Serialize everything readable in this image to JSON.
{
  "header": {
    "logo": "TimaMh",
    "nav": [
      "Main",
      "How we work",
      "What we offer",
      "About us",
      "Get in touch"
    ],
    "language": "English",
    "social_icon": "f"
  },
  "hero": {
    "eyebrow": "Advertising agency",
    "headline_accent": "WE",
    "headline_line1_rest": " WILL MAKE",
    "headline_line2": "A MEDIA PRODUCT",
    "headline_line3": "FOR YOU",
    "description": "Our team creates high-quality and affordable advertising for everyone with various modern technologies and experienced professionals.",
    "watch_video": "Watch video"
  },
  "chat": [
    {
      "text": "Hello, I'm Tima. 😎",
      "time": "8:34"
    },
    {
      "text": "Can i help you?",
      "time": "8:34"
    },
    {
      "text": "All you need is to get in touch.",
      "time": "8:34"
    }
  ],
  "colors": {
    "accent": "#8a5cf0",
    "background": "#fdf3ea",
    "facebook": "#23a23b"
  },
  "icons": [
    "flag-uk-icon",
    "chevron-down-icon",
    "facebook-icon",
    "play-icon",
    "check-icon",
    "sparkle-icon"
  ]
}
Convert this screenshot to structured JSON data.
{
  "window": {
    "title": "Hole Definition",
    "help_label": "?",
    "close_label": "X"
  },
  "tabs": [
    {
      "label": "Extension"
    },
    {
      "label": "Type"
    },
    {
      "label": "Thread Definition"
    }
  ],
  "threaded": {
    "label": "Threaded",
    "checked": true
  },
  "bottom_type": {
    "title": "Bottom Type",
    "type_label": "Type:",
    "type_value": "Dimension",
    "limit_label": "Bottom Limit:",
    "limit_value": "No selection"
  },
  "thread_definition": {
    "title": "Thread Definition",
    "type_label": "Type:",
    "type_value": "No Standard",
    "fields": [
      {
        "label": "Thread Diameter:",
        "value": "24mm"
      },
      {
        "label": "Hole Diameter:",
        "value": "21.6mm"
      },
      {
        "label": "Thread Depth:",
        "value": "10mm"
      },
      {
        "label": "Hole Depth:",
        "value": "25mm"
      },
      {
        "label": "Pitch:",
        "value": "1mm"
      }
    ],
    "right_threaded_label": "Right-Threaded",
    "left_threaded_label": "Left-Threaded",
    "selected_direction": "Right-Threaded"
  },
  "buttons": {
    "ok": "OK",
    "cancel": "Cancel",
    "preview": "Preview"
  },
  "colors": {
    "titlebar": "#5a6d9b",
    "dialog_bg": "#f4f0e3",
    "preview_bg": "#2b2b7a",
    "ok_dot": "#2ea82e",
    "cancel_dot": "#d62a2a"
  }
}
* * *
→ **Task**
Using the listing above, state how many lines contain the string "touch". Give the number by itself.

→ **Reply to the exercise**
2